Introducing a new cat to a resident cat
Cats can be friends, however introducing a new cat to an existing cat can take time and patience. Kittens are generally easier to introduce to one another, often becoming friends overnight. Throwing two adult cats into one environment straight away is asking for trouble, but with a carefully planned introduction, cats can ease into accepting one another and may become life long pals. A kitten is still a threat to many adult cats, so it is advised to introduce a cat and a kitten slowly as well.
Here are some tips to make the introduction go smoothly.
Keep your cats separated at first
Set up a special room for your new cat. This will provide her with a safe place to get used to her surroundings and enable you to control how and when your two cats meet each other. This room should have everything the cat needs – a litter tray, food and water, some hiding places, a scratching post and toys.
The two cats should be able to smell and hear each other. You can do this by feeding both cats near the door so they learn to associate the smell and sound of each other with a positive experience. Giving out treats near the door is also a good idea.
After 2-3 days, some cat experts recommend switching the cats’ locations so they can get used to each others’ smells.
Many behaviourists advise rubbing the cats with the same towel to mix their scents. Or use a clean sock to rub on the new cat’s face to capture her facial pheromones. Then leave the sock near the existing cat and let him investigate on his own.
After a few more days, the next step is to play with each of the cats near the door, building up positive associations with the scent of the other cat. This play also helps each cat associate the other cat with a good time.
Slowly let the cats see each other
If all seems to be going well and your cats aren’t hissing or growling under the door at each other, after a week, you can try visually introducing the cats. Installing a screen door or even a high baby gate (that neither cat can jump over) can work. It’s helpful to have another human with you so there is one person and one cat on each side of the barrier.
Continue feeding, playing with and giving the cats treats within view of the other cats, but don’t force it. If one cat won’t eat her food right next to the screen, try moving the food dish a few feet away. If both cats are eating comfortably, move the dishes closer.
Make the face-to-face introduction
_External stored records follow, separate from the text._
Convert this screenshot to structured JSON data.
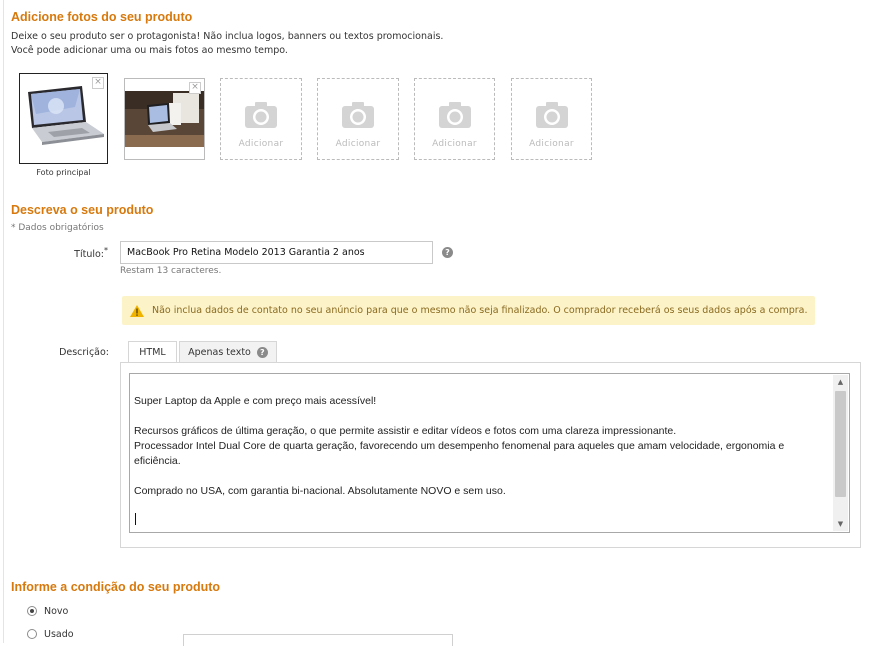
{
  "photos_section": {
    "title": "Adicione fotos do seu produto",
    "description_line1": "Deixe o seu produto ser o protagonista! Não inclua logos, banners ou textos promocionais.",
    "description_line2": "Você pode adicionar uma ou mais fotos ao mesmo tempo.",
    "main_caption": "Foto principal",
    "add_label": "Adicionar",
    "close_symbol": "×",
    "empty_slots": 4
  },
  "describe_section": {
    "title": "Descreva o seu produto",
    "required_note": "* Dados obrigatórios",
    "title_label": "Título:",
    "required_mark": "*",
    "title_value": "MacBook Pro Retina Modelo 2013 Garantia 2 anos",
    "remaining": "Restam 13 caracteres.",
    "help_symbol": "?",
    "warning": "Não inclua dados de contato no seu anúncio para que o mesmo não seja finalizado. O comprador receberá os seus dados após a compra.",
    "description_label": "Descrição:",
    "tabs": [
      "HTML",
      "Apenas texto"
    ],
    "active_tab": "Apenas texto",
    "description_text": "Super Laptop da Apple e com preço mais acessível!\n\nRecursos gráficos de última geração, o que permite assistir e editar vídeos e fotos com uma clareza impressionante.\nProcessador Intel Dual Core de quarta geração, favorecendo um desempenho fenomenal para aqueles que amam velocidade, ergonomia e eficiência.\n\nComprado no USA, com garantia bi-nacional. Absolutamente NOVO e sem uso."
  },
  "condition_section": {
    "title": "Informe a condição do seu produto",
    "options": [
      "Novo",
      "Usado"
    ],
    "selected": "Novo"
  },
  "colors": {
    "accent": "#d7790d",
    "warning_bg": "#fcf3c8",
    "warning_icon": "#f0b400"
  },
  "icons": {
    "camera": "camera-icon",
    "warning": "warning-icon",
    "help": "help-icon"
  }
}
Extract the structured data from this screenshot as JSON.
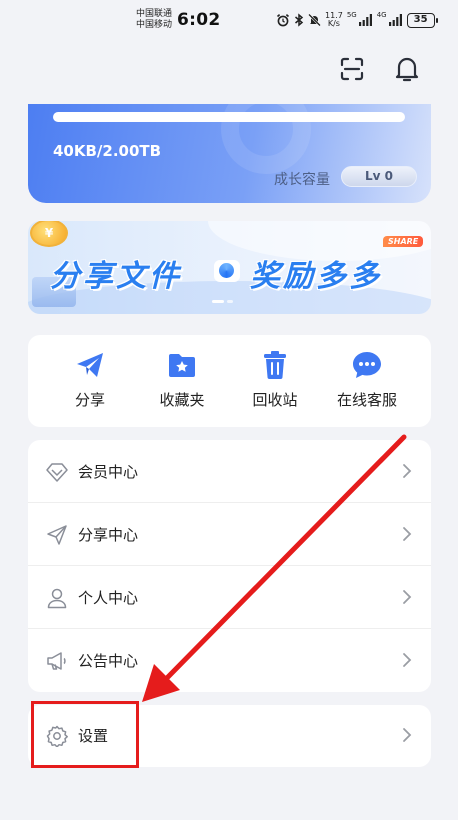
{
  "status_bar": {
    "carrier_1": "中国联通",
    "carrier_2": "中国移动",
    "time": "6:02",
    "net_speed_value": "11.7",
    "net_speed_unit": "K/s",
    "signal_1_label": "5G",
    "signal_2_label": "4G",
    "battery": "35"
  },
  "header": {
    "scan_icon": "scan-icon",
    "notification_icon": "bell-icon"
  },
  "storage": {
    "usage_text": "40KB/2.00TB",
    "usage_fraction": 0.0,
    "growth_label": "成长容量",
    "level": "Lv 0"
  },
  "banner": {
    "title_left": "分享文件",
    "title_right": "奖励多多",
    "tag": "SHARE",
    "coin_symbol": "¥"
  },
  "quick_actions": [
    {
      "label": "分享",
      "icon": "paper-plane-icon"
    },
    {
      "label": "收藏夹",
      "icon": "star-folder-icon"
    },
    {
      "label": "回收站",
      "icon": "trash-icon"
    },
    {
      "label": "在线客服",
      "icon": "chat-bubble-icon"
    }
  ],
  "menu": [
    {
      "label": "会员中心",
      "icon": "diamond-icon"
    },
    {
      "label": "分享中心",
      "icon": "send-icon"
    },
    {
      "label": "个人中心",
      "icon": "user-icon"
    },
    {
      "label": "公告中心",
      "icon": "megaphone-icon"
    }
  ],
  "settings": {
    "label": "设置",
    "icon": "gear-icon"
  },
  "colors": {
    "accent_blue": "#3a6ff0",
    "annotation_red": "#e51c1c",
    "background": "#f2f3f7"
  }
}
The final step in the process is to let the cats be together, face-to-face, for supervised interaction. Don’t worry if the cats completely ignore each other or hiss a bit and then walk away. It will take some time for your cats to learn that the other is a friend, not an enemy. Keep watching the cats and let them take things at their own pace as long as no one is starting to bully or harass the other. Separate the cats at signs of hostilities, or great fear. Learn cat body language to tell when a problem is starting. Begin with supervised interactions, and if all is well, eventually allow them together unsupervised.
It may take time and a bit of patience but your efforts have a good chance of being rewarded in the long run when your cats become life-long companions.
Introducing a cat to a dog
Here is some advice on how to introduce a new cat to a resident dog.
Watch the dog
If there’s going to be a problem during cat and dog introductions, it’s usually caused by the dog. Most dogs will chase a moving object. So if a cat gets frightened and runs, a dog will often chase it. So it’s important to prevent that, otherwise the result can be injury, and even death, for the cat.
•Make sure your cat can run and hide if it wants to. The cat needs to be able to move freely when the introduction is made. There should be perches or elevated hidey holes, where the cat can get off the floor and settle in.
•Make sure your puppy or dog is well restrained. Your dog shouldn’t be able to chase, even if the cat darts away.
•Consider baby gates. Gates can help you gradually introduce dogs and cats, and the barrier minimises danger to the cat. A baby gate is often better than a cat carrier because it gives the cat freedom.
Age can make a difference
Puppies are much less dangerous to adult cats, and kittens can be quite fearless with adult dogs. The same safety rules still apply, though. When adding a kitten or a puppy, you may want to enforce separation longer or extend your period of supervision. That’s because kittens tend to scurry (an enticing behaviour for dogs) and puppies may try to pester the cat.
Here are some common mistakes you don’t want to make when introducing cats and dogs:
•Forcing physical proximity: Picking up your cat and holding it in your dog’s face by way of introduction will tempt your cat to scratch the dog and encourage the dog to not like the cat. Always let the cat decide when or if they will approach the dog.
•Not preparing your animals for change: Make changes before you bring your new cat home, like putting up a baby gate or closing certain doors. That way, your dog has a chance to get used to the changes before the new pet shows up.
•Not thinking about your animal’s reaction. For example, if the cat has to walk past the dog’s kennel to get to it and the dog is barking, that’s going to be stressful for the cat.